There is another indirect mention of Don Orione’s diabetes in a draft, where he described the diet he was following.
“Veal, mainly grilled, or maybe some boiled or grilled chicken: / boiled or raw eggs / Clear soup – milk, tea or coffee – butter / A little brown bread, or better crackers. / Vegetables – boiled chard and spinach with a little oil / celery – cucumber – cabbage- salad with oil and lemon / Fruit: an orange or mandarin – 100 grams of wine with meals - mate tea or coffee / Forbidden: flour – pasta – semolina and noodles / White bread – biscuits – sweets – fruit – sugar – potatoes – sweet potatoes – pumpkin- – carrots – carrots – lentils – beans and chickpeas”.[4]
The diet described by Don Orione is a typical example of a reduced carbohydrate diet, which cuts out sugar, alcohol, honey, carrots, cereals and both white and brown bread.

Sense of humor
In a letter to Bishop Albera, his friend, Don Orione told him what had happened, joking about his confinement to bed, drinking:
“I am quite well; I am slightly diabetic, but it is already much better.

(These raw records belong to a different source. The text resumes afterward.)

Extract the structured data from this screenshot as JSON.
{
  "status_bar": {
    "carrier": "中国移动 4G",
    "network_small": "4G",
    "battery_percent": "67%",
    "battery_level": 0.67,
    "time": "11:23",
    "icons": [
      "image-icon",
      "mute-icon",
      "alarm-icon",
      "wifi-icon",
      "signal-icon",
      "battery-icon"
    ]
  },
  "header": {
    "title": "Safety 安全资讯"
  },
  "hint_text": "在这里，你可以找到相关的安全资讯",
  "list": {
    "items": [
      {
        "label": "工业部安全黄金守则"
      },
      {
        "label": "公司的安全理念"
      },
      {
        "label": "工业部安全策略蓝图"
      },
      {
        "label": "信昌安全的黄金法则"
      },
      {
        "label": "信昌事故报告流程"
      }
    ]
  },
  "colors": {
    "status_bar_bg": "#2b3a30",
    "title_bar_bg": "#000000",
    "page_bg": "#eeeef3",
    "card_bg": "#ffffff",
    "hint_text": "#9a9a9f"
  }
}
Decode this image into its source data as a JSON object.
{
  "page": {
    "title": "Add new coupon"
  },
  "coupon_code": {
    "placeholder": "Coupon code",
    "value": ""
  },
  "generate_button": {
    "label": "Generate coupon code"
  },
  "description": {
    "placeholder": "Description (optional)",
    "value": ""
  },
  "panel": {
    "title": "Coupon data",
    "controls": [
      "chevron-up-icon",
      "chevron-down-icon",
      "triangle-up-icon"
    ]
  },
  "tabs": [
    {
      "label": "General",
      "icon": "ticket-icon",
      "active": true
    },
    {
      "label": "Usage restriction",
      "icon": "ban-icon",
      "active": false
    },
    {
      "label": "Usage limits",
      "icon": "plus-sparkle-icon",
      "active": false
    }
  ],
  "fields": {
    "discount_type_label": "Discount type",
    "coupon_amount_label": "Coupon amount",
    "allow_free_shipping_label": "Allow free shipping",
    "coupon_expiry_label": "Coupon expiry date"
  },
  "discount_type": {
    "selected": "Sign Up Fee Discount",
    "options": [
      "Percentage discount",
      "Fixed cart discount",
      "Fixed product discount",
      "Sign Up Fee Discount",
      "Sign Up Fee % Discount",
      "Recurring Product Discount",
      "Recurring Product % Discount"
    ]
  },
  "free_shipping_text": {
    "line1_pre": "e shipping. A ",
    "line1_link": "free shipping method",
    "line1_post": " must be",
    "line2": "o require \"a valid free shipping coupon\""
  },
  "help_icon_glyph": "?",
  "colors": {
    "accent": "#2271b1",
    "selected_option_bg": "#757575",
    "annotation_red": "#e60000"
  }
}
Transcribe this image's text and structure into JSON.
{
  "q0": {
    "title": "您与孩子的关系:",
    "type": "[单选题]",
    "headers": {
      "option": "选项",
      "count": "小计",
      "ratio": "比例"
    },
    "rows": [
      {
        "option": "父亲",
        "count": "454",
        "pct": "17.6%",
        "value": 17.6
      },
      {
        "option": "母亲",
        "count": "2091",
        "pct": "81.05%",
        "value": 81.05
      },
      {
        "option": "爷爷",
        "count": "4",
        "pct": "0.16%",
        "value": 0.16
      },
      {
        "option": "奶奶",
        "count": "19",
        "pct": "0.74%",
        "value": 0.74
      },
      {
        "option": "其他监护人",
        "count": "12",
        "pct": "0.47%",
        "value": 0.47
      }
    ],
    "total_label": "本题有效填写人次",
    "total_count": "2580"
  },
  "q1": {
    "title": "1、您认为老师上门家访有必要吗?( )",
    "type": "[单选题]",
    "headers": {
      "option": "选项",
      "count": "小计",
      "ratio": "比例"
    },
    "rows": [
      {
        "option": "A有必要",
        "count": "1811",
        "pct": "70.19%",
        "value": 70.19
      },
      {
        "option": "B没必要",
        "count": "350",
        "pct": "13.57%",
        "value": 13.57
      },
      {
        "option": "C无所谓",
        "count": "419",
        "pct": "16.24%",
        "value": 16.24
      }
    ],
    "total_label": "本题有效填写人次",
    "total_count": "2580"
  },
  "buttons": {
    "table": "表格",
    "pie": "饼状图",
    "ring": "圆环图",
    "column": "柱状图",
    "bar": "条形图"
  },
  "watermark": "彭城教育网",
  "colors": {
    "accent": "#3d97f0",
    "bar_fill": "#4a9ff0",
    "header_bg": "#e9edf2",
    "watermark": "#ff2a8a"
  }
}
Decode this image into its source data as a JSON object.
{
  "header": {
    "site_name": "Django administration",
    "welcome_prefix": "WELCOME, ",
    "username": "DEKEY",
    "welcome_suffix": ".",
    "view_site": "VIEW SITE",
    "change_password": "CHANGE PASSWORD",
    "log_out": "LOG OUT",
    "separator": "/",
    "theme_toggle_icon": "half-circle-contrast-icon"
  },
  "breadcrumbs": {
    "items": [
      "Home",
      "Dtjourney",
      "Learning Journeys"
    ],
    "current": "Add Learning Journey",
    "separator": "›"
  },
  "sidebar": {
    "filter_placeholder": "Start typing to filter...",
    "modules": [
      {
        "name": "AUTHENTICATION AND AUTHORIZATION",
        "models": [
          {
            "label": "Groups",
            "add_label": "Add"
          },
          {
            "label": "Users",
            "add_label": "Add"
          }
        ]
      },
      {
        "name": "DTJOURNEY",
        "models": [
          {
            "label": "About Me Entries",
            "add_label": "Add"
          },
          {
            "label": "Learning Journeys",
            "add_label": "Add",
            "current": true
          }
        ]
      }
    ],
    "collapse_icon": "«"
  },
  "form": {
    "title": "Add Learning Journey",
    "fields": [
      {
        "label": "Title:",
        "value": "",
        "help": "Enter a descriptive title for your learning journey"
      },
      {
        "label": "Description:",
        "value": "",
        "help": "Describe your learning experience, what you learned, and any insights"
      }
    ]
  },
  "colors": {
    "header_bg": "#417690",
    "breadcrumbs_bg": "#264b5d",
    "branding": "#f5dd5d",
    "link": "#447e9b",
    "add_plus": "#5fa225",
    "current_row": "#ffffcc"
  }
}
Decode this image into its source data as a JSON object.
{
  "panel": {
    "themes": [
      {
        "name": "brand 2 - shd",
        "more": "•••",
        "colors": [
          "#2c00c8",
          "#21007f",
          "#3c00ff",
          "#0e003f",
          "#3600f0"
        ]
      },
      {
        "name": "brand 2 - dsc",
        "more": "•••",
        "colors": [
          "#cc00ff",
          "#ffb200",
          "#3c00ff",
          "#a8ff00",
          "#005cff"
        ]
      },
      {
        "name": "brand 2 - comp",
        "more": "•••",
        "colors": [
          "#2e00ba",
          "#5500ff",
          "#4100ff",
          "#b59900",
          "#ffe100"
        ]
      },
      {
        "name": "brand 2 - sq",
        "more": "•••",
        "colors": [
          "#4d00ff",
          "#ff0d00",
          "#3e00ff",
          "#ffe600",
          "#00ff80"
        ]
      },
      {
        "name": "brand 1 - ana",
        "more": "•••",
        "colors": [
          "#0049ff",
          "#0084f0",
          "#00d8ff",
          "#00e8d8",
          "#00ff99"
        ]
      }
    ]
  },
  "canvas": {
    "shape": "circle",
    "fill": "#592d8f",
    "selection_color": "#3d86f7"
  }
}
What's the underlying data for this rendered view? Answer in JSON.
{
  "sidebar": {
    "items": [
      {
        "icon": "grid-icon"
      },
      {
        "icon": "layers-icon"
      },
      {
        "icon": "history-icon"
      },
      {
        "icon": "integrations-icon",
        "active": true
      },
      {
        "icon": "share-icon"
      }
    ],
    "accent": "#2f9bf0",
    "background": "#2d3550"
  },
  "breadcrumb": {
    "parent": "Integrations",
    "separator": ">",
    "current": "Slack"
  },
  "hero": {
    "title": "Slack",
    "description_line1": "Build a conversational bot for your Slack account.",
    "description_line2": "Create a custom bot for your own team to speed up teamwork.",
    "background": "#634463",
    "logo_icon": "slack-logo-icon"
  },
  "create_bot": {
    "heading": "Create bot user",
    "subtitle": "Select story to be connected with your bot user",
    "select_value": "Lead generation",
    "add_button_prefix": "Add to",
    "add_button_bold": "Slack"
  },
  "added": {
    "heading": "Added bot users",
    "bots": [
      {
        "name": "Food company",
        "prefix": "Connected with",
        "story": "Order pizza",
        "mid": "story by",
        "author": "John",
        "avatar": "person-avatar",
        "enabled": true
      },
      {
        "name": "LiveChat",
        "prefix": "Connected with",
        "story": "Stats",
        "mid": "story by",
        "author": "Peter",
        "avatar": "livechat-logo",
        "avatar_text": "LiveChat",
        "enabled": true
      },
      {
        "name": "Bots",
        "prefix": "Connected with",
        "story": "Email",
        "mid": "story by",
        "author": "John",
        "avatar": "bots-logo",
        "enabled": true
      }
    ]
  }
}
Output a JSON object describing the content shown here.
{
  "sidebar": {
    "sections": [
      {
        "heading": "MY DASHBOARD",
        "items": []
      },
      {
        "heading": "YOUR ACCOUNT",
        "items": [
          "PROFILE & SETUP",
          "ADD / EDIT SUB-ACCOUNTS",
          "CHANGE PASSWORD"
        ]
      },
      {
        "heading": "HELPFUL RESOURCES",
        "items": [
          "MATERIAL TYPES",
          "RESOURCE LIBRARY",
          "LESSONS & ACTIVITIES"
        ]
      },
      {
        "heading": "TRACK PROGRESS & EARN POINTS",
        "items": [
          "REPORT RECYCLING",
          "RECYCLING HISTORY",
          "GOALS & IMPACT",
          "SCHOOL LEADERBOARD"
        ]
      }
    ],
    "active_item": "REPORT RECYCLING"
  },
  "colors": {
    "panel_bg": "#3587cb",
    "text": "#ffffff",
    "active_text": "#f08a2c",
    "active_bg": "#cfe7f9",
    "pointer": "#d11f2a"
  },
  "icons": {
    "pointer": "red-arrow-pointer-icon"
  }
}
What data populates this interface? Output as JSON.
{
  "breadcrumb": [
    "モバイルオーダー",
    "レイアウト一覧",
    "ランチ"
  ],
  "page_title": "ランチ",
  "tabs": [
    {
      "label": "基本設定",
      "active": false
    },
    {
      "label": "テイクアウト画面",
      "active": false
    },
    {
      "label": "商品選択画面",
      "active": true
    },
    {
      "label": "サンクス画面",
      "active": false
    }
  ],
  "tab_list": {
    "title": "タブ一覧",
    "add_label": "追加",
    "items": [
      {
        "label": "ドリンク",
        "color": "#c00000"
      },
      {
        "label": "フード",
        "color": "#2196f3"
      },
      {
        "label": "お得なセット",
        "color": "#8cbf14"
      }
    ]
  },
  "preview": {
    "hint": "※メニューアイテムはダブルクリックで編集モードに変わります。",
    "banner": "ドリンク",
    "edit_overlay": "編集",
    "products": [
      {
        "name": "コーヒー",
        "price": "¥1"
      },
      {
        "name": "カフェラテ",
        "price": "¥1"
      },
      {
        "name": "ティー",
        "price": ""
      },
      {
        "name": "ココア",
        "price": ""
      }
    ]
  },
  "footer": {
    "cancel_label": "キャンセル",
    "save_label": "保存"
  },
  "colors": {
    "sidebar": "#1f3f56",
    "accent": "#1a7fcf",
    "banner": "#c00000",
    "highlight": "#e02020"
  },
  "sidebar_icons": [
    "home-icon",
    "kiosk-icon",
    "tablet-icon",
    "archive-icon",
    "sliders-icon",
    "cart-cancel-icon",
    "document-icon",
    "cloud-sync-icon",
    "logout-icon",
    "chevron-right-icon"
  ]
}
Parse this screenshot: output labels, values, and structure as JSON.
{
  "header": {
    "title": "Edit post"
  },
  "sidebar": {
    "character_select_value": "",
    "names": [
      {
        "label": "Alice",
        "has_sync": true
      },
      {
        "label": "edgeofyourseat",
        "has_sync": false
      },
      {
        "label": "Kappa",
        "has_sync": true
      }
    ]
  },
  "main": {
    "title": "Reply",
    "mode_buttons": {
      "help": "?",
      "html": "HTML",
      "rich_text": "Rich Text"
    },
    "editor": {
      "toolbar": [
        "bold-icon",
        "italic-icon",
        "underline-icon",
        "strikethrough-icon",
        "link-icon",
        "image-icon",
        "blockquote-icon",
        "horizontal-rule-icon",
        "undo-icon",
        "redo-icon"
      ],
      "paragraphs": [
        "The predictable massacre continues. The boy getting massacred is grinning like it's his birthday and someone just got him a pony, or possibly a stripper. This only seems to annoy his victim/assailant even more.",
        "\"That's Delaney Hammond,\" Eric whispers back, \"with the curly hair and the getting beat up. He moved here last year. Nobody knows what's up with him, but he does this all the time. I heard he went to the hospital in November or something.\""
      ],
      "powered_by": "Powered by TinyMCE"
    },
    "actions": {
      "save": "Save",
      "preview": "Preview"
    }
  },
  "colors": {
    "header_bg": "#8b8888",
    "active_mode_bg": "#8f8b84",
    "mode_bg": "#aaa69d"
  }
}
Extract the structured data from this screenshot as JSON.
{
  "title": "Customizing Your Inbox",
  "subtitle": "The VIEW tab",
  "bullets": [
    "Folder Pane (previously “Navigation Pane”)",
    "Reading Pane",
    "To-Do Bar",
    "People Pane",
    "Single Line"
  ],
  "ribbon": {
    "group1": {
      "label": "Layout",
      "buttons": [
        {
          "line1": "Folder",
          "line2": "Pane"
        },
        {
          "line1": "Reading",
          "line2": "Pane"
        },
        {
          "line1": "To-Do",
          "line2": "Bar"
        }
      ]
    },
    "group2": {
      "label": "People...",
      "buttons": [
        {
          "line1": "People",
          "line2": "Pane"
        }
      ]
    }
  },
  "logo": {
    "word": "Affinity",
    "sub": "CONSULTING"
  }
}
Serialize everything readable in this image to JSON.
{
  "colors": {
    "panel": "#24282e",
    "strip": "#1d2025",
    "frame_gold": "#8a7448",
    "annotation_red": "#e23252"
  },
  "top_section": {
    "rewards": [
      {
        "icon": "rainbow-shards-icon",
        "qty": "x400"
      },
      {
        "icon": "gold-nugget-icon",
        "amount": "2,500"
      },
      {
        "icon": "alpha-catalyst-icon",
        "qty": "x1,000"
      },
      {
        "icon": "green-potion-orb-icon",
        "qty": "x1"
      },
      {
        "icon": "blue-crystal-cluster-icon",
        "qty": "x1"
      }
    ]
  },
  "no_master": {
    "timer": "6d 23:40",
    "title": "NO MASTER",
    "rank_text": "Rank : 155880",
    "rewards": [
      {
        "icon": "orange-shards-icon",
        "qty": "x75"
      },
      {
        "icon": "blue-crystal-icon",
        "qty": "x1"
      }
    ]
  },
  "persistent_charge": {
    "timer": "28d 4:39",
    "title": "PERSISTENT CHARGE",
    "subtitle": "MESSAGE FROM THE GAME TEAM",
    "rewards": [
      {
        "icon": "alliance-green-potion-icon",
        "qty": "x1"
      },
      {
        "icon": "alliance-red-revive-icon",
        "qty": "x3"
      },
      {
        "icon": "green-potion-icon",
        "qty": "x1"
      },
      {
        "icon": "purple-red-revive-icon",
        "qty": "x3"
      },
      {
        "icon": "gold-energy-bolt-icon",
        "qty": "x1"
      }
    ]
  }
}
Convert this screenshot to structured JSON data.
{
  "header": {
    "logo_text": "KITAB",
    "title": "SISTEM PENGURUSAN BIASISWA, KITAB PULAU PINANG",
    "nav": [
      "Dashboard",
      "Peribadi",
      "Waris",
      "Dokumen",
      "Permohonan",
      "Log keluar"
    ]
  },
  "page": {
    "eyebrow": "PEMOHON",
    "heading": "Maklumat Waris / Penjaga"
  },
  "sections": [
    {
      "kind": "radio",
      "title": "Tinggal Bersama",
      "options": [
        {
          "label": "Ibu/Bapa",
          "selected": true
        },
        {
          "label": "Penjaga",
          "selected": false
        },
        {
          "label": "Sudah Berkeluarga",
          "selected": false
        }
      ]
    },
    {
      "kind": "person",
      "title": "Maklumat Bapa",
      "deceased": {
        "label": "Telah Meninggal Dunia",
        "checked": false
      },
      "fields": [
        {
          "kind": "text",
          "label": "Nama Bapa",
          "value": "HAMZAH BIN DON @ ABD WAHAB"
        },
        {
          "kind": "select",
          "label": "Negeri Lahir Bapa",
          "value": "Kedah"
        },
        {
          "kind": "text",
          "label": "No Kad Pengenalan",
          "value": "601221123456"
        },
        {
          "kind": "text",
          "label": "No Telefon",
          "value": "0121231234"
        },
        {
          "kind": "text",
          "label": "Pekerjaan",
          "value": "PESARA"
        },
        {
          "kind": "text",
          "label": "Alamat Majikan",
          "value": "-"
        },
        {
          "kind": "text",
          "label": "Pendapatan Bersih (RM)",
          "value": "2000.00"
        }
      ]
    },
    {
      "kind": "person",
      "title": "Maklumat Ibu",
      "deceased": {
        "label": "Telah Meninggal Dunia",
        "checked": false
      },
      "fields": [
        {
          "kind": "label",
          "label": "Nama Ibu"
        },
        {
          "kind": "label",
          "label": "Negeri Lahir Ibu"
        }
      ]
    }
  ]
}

They wanted me to stay in bed for at least three days, condemned to drink nothing but plain water. Can you imagine it? And do you remember Gonella? He was one of our students at San Bernardino for his first year, and then he went on to St. Chiara. He is a doctor here now, a medical authority. (…) Do you know what I told him? ‘Listen, Gonnella, if you tell me to stay in bed for three days drinking only wine, such as nebbiolo, barbera or grignolino,[5] then I would be quite willing. I might then sing all day long, and it would be fine. But drinking only water, come on! Show some sense! Is this your gratitude to me for allowing you into our school?’ You can imagine, dear bishop, what a laugh it was!”[6]

In the book “La gioia del bene” (Messagi 19), Fr. Orlandi told many stories about Don Orione’s sense of humor: “If it was money that the bursar had lent him, Don Orione would joke about his forgetfulness: - ‘I don’t remember’ - he would say, smiling – ‘I can’t remember ... don’t you know, I am diabetic!...’- and everything ended on a jolly note…”[7]

From a medical point of view, we can affirm that Don Orione had type 2 diabetes, a mild form, which could be treated by diet alone. We do not have any information about whether he took oral antidiabetics, because his hyperglycemia was probably normalized by the prescribed diet.
We cannot but admire how, even though he was diagnosed with a chronic disease, needing lifelong care, Don Orione bore it with optimism and did not get discouraged, even managing to laugh about it.
We can also see how responsible he was in taking care of his health, following the doctors’ advice, calming the worries of his religious, not thinking about himself, but doing his best to prevent anybody being too worried about him.
The saintly man shows his maturity in every circumstance, even when coping with a disease.

Sr. Maria Rosa Zbicajnik, PHMC
Fr. Facundo Mela, FDP

* Sr. María Rosa is a graduated doctor in the “Universidad de Buenos Aires” (Buenos Aires University), with adult infectious diseases residency in Francisco J. Muñiz Hospital (Buenos Aires City).

[1] Letter to Fr. Sterpi. Buenos Aires, 12th June 1935.
[2] Letter to Fr. Sterpi. Buenos Aires, 14th June 1935.
[3] Letter to Fr. Sciaccaluga. Buenos Aires, 19th June 1935.
[4] This draft has neither date nor place. Scritti 100, 106 and 100, 126.
[5] Three different kinds of Italian wine.
[6] Letter to Bishop Albera. Buenos Aires, 22nd June 1935.
[7] L. Orlandi, “La Gioia del Bene”, Messaggi di Don Orione 19 (1973) 19.

1 comment:

  1. I love reading this blog! :) My mother also has a diabetes.. this is ARBY of San Isidro Labrador Chapel.